Exercise instructions — Look through the entries below and count the lines with "your" in them; the reply is the number alone.

#### Given records ####

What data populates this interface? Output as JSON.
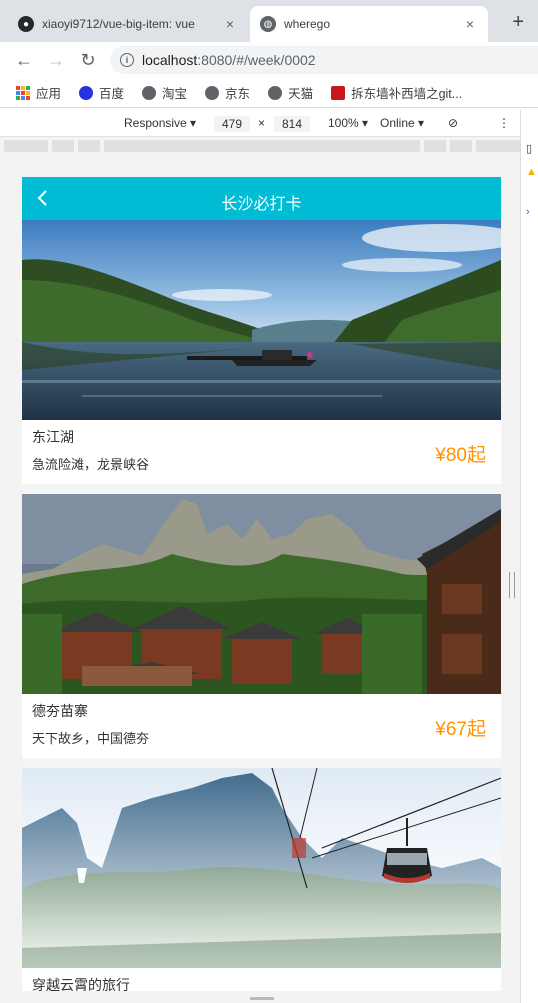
{
  "browser": {
    "tabs": [
      {
        "title": "xiaoyi9712/vue-big-item: vue",
        "close": "×",
        "icon": "github-icon"
      },
      {
        "title": "wherego",
        "close": "×",
        "icon": "globe-icon"
      }
    ],
    "new_tab": "+",
    "url_host": "localhost",
    "url_rest": ":8080/#/week/0002",
    "bookmarks": [
      "应用",
      "百度",
      "淘宝",
      "京东",
      "天猫",
      "拆东墙补西墙之git..."
    ]
  },
  "devtools": {
    "device": "Responsive",
    "width": "479",
    "times": "×",
    "height": "814",
    "zoom": "100%",
    "network": "Online",
    "more": "⋮"
  },
  "app": {
    "title": "长沙必打卡",
    "back_icon": "chevron-left-icon",
    "accent_color": "#00bcd4",
    "price_color": "#ff9300",
    "items": [
      {
        "name": "东江湖",
        "desc": "急流险滩，龙景峡谷",
        "price": "¥80起"
      },
      {
        "name": "德夯苗寨",
        "desc": "天下故乡，中国德夯",
        "price": "¥67起"
      },
      {
        "name": "穿越云霄的旅行",
        "desc": "",
        "price": ""
      }
    ]
  }
}
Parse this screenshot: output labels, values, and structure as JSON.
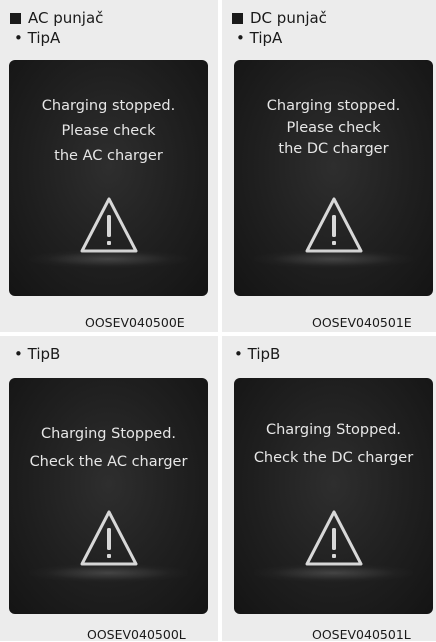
{
  "sections": {
    "ac_title": "AC punjač",
    "dc_title": "DC punjač"
  },
  "panels": [
    {
      "tip": "• TipA",
      "lines": [
        "Charging stopped.",
        "Please check",
        "the AC charger"
      ],
      "code": "OOSEV040500E"
    },
    {
      "tip": "• TipA",
      "lines": [
        "Charging stopped.",
        "Please check",
        "the DC charger"
      ],
      "code": "OOSEV040501E"
    },
    {
      "tip": "• TipB",
      "lines": [
        "Charging Stopped.",
        "Check the AC charger"
      ],
      "code": "OOSEV040500L"
    },
    {
      "tip": "• TipB",
      "lines": [
        "Charging Stopped.",
        "Check the DC charger"
      ],
      "code": "OOSEV040501L"
    }
  ],
  "icons": {
    "warning": "warning-triangle-icon",
    "section_marker": "square-bullet-icon"
  },
  "colors": {
    "screen_background": "#1f1f1f",
    "screen_text": "#e6e6e6",
    "panel_background": "#ececec"
  }
}
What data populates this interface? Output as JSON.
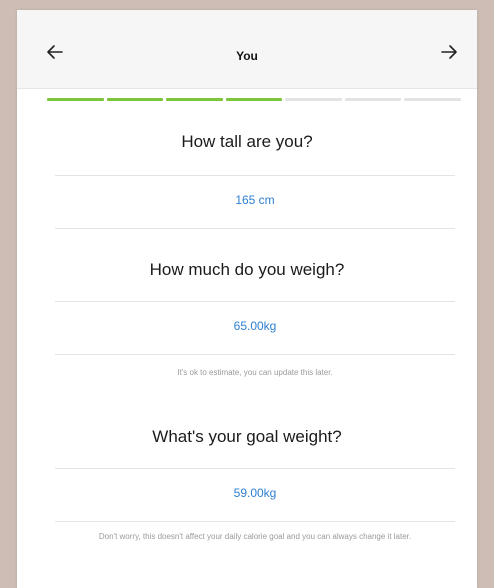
{
  "header": {
    "title": "You",
    "back_icon": "arrow-left-icon",
    "next_icon": "arrow-right-icon"
  },
  "progress": {
    "segments_total": 7,
    "segments_completed": 4,
    "color_done": "#7dc63a",
    "color_remaining": "#e3e3e3"
  },
  "height": {
    "question": "How tall are you?",
    "value": "165 cm"
  },
  "weight": {
    "question": "How much do you weigh?",
    "value": "65.00kg",
    "hint": "It's ok to estimate, you can update this later."
  },
  "goal": {
    "question": "What's your goal weight?",
    "value": "59.00kg",
    "hint": "Don't worry, this doesn't affect your daily calorie goal and you can always change it later."
  },
  "colors": {
    "accent": "#2e7fd1"
  }
}
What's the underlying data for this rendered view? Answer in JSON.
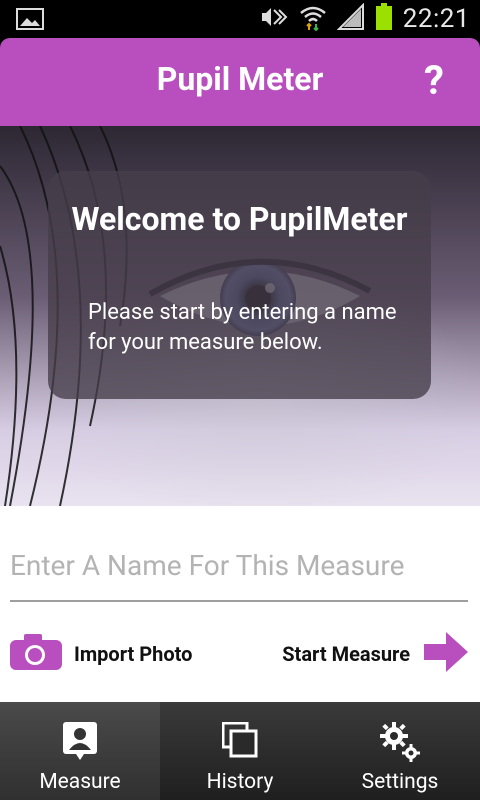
{
  "status_bar": {
    "time": "22:21"
  },
  "header": {
    "title": "Pupil Meter",
    "help_label": "?"
  },
  "welcome": {
    "title": "Welcome to PupilMeter",
    "message": "Please start by entering a name for your measure below."
  },
  "measure_form": {
    "name_input": {
      "placeholder": "Enter A Name For This Measure",
      "value": ""
    },
    "import_label": "Import Photo",
    "start_label": "Start Measure"
  },
  "bottom_nav": {
    "items": [
      {
        "label": "Measure",
        "icon": "person-id-icon",
        "active": true
      },
      {
        "label": "History",
        "icon": "copy-stack-icon",
        "active": false
      },
      {
        "label": "Settings",
        "icon": "gears-icon",
        "active": false
      }
    ]
  },
  "colors": {
    "brand": "#b94fbf",
    "nav_bg": "#2a2a2a"
  }
}
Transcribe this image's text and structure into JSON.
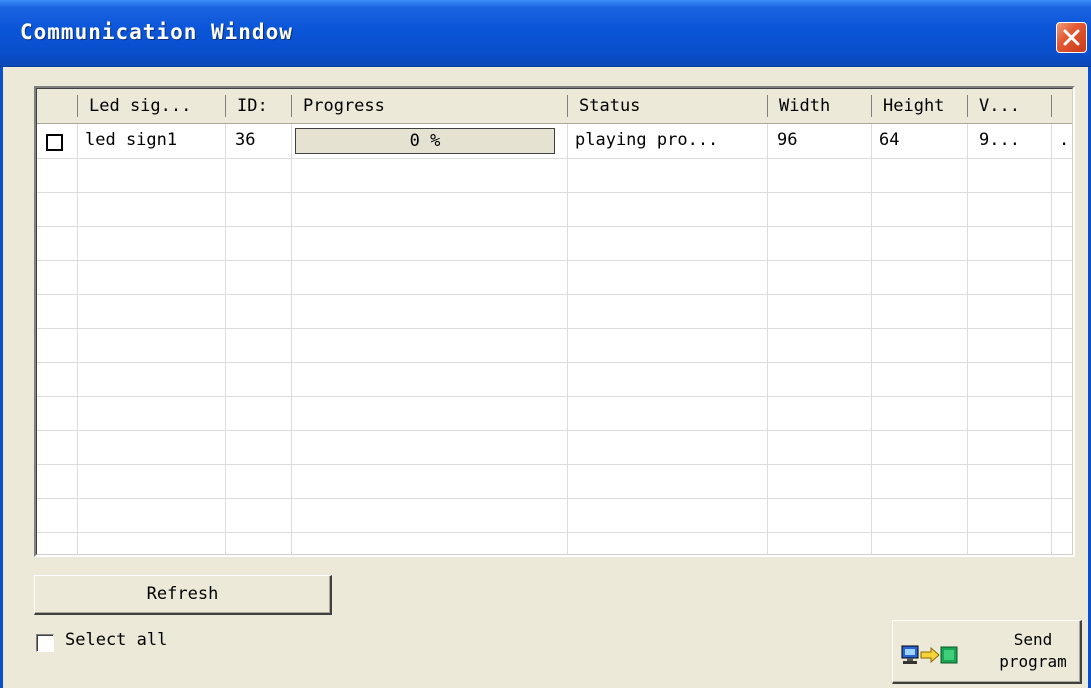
{
  "window": {
    "title": "Communication Window"
  },
  "table": {
    "headers": [
      "Led sig...",
      "ID:",
      "Progress",
      "Status",
      "Width",
      "Height",
      "V..."
    ],
    "rows": [
      {
        "checked": false,
        "name": "led sign1",
        "id": "36",
        "progress_text": "0 %",
        "progress": 0,
        "status": "playing pro...",
        "width": "96",
        "height": "64",
        "version": "9...",
        "extra": "."
      }
    ]
  },
  "buttons": {
    "refresh": "Refresh",
    "send_line1": "Send",
    "send_line2": "program"
  },
  "select_all": {
    "label": "Select all",
    "checked": false
  },
  "icons": {
    "close": "close-icon",
    "send": "send-program-icon"
  },
  "colors": {
    "title_bar": "#0a55d8",
    "close": "#e25a32",
    "face": "#ece9d8"
  }
}
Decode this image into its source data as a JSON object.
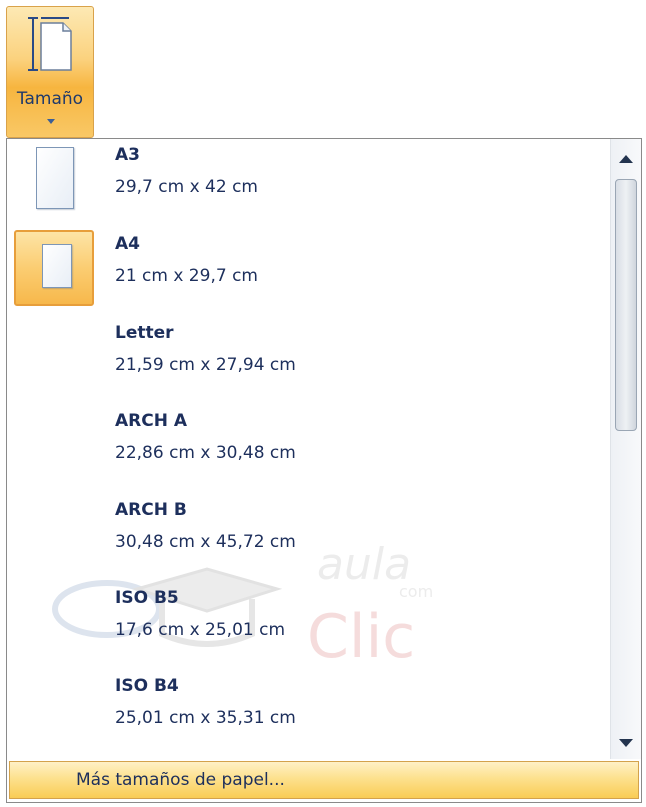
{
  "ribbon": {
    "size_button_label": "Tamaño",
    "icon": "page-size-icon"
  },
  "paper_sizes": [
    {
      "name": "A3",
      "dimensions": "29,7 cm x 42 cm",
      "selected": false
    },
    {
      "name": "A4",
      "dimensions": "21 cm x 29,7 cm",
      "selected": true
    },
    {
      "name": "Letter",
      "dimensions": "21,59 cm x 27,94 cm",
      "selected": false
    },
    {
      "name": "ARCH A",
      "dimensions": "22,86 cm x 30,48 cm",
      "selected": false
    },
    {
      "name": "ARCH B",
      "dimensions": "30,48 cm x 45,72 cm",
      "selected": false
    },
    {
      "name": "ISO B5",
      "dimensions": "17,6 cm x 25,01 cm",
      "selected": false
    },
    {
      "name": "ISO B4",
      "dimensions": "25,01 cm x 35,31 cm",
      "selected": false
    }
  ],
  "footer": {
    "more_sizes_label": "Más tamaños de papel..."
  },
  "watermark": {
    "text_top": "aula",
    "text_small": "com",
    "text_bottom": "Clic"
  },
  "colors": {
    "accent_orange": "#f7b53f",
    "text_navy": "#1d2f5c"
  }
}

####

Response to the task — 3